- An Imbalance of Power: Kids who bully use their power—such as physical strength, access to embarrassing information, or popularity—to control or harm others. Power imbalances can change over time and in different situations, even if they involve the same people.
- Repetition: Bullying behaviors happen more than once or have the potential to happen more than once.
Bullying includes actions such as making threats, spreading rumors, attacking someone physically or verbally, and excluding someone from a group on purpose.
There are three types of bullying:
- Verbal bullying is saying or writing mean things. Verbal bullying includes:
- Inappropriate sexual comments
- Threatening to cause harm
- Social bullying, sometimes referred to as relational bullying, involves hurting someone’s reputation or relationships. Social bullying includes:
- Leaving someone out on purpose
- Telling other children not to be friends with someone
- Spreading rumors about someone
- Embarrassing someone in public
- Physical bullying involves hurting a person’s body or possessions.
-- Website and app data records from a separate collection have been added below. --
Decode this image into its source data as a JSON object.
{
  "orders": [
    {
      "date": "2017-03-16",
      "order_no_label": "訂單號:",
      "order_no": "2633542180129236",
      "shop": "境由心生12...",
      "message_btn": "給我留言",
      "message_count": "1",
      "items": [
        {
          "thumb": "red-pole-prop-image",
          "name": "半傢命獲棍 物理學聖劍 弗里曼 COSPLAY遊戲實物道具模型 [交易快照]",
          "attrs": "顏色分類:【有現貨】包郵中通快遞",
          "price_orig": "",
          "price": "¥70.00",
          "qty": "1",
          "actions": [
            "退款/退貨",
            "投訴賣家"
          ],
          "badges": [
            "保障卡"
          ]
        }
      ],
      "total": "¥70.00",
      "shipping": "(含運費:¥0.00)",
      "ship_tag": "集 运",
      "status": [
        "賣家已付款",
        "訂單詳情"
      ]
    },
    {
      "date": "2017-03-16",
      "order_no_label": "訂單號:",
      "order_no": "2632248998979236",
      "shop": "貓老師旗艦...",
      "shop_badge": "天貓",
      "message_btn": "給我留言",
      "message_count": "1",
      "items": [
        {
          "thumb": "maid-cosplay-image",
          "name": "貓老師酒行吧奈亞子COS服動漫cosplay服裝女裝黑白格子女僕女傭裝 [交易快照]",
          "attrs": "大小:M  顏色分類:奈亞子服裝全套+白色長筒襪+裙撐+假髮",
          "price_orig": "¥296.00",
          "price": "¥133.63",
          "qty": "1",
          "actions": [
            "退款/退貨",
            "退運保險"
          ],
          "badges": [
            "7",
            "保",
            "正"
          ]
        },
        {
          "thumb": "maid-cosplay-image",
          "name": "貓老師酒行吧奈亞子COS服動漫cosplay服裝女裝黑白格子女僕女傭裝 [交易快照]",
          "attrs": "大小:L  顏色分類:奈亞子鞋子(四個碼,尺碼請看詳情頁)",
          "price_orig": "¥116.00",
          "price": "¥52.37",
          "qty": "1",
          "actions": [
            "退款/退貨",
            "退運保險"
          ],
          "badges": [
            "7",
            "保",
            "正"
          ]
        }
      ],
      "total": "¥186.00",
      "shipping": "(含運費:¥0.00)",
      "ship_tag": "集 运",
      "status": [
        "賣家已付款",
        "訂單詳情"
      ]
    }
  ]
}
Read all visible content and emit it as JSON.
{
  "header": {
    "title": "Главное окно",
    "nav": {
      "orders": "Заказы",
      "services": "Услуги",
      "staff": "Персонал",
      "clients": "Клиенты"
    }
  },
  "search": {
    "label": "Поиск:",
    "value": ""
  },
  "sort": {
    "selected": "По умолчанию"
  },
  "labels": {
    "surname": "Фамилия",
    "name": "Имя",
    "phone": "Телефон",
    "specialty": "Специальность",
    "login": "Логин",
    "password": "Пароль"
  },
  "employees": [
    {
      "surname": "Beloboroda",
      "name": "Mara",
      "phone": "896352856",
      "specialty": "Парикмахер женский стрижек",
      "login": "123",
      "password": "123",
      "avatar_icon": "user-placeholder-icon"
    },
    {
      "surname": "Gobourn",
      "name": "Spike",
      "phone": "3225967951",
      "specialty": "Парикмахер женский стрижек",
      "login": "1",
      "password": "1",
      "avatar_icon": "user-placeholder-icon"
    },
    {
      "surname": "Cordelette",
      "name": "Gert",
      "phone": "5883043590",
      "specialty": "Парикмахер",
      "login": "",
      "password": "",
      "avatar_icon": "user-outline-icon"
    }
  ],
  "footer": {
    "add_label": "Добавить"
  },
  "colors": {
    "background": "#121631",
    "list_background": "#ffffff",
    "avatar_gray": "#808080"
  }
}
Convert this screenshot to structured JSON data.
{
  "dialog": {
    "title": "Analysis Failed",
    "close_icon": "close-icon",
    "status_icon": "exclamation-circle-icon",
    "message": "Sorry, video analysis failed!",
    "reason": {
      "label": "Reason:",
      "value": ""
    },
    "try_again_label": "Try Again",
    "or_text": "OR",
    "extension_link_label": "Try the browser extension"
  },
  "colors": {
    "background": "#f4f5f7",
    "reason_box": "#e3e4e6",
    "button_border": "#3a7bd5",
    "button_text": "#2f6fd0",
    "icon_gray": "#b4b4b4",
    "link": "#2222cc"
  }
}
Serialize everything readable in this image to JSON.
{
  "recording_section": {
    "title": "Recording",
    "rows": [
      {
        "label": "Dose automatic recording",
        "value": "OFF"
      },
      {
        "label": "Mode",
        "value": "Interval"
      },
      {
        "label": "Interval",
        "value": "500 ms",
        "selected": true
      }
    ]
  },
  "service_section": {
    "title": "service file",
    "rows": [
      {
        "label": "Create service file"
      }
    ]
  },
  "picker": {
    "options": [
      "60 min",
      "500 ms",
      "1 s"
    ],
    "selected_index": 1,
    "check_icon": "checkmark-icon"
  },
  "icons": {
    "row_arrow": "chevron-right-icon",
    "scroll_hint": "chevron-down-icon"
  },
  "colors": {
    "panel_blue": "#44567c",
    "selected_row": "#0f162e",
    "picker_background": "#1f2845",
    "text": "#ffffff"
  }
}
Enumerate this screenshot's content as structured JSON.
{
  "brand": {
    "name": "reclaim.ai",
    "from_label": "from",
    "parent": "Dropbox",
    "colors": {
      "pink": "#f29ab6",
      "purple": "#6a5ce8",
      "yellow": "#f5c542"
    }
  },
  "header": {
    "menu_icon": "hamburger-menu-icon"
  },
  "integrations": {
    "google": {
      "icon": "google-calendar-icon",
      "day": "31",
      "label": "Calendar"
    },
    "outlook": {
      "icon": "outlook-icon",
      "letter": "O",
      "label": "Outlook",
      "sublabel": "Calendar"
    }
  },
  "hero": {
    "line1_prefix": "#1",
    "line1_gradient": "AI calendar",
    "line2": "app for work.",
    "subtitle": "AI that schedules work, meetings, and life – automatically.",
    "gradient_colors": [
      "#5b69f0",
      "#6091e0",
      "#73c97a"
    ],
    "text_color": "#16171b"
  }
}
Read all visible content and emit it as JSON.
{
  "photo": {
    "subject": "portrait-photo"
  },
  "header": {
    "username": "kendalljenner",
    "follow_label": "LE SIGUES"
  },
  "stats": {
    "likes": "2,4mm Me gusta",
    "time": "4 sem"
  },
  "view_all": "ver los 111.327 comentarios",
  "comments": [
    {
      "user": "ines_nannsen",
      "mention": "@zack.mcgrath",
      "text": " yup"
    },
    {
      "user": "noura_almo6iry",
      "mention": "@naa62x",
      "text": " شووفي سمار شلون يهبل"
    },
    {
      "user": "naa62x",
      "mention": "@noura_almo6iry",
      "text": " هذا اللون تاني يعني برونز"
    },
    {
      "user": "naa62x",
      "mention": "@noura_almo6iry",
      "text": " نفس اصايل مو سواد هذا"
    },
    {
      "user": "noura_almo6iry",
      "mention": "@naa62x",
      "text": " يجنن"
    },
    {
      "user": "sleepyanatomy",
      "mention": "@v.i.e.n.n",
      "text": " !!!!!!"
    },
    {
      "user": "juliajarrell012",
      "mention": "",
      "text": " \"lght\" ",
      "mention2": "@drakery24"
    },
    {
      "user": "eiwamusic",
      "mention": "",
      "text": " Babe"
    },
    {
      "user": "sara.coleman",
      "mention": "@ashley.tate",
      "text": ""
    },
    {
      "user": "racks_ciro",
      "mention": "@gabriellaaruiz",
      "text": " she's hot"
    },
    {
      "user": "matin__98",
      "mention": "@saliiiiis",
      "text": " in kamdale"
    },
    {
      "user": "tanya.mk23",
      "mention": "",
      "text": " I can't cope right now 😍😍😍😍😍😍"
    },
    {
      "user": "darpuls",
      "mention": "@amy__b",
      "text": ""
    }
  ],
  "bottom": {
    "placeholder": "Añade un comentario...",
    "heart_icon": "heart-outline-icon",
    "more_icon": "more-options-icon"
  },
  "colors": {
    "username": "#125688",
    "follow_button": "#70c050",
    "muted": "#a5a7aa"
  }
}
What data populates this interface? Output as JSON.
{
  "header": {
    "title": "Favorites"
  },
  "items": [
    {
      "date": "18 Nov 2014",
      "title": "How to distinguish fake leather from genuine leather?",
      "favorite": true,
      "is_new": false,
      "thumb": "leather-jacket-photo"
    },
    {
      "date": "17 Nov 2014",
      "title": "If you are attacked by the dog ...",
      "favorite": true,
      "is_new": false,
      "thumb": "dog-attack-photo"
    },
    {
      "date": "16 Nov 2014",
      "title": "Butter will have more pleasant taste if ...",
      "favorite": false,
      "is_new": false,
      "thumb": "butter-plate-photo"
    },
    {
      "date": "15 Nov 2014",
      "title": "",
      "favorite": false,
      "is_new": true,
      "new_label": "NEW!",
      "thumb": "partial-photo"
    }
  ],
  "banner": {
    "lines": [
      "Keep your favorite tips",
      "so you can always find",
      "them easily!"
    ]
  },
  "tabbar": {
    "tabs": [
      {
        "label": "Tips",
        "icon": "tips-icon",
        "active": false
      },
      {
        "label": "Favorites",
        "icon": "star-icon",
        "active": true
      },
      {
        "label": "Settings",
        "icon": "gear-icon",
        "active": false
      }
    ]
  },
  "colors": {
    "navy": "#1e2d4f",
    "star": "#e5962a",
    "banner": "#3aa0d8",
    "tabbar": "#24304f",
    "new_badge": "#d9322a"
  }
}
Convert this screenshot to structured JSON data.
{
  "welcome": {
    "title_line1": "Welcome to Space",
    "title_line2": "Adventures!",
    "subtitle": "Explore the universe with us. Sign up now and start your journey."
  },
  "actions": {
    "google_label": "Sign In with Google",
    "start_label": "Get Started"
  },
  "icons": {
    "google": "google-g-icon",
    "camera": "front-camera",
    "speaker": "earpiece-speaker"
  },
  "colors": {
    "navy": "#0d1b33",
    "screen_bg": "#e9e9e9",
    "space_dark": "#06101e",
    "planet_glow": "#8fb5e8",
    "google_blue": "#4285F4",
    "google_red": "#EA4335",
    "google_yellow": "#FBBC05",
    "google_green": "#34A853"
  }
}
Physical bullying includes:
- Taking or breaking someone’s things
- Making mean or rude hand gestures
Bullying can occur during or after school hours. While most reported bullying happens in the school building, a significant percentage also happens in places like on the playground or the bus. It can also happen travelling to or from school, in the youth’s neighborhood, or on the Internet.
There are two sources of federally collected data on youth bullying:
- The 2012–2013 School Crime Supplement (National Center for Education Statistics and Bureau of Justice Statistics) indicates that, nationwide, about 22% of students ages 12-18 experienced bullying.
- The 2013 Youth Risk Behavior Surveillance System (Centers for Disease Control and Prevention) indicates that, nationwide, 20% of students in grades 9–12 experienced bullying.
Research on cyberbullying is growing. However, because kids’ technology use changes rapidly, it is difficult to design surveys that accurately capture trends.
This website refers to "bullying" as "acoso escolar". However, these behaviors are not present only in the school environment. The strategies for prevention and response are applicable to any place where youth study and play.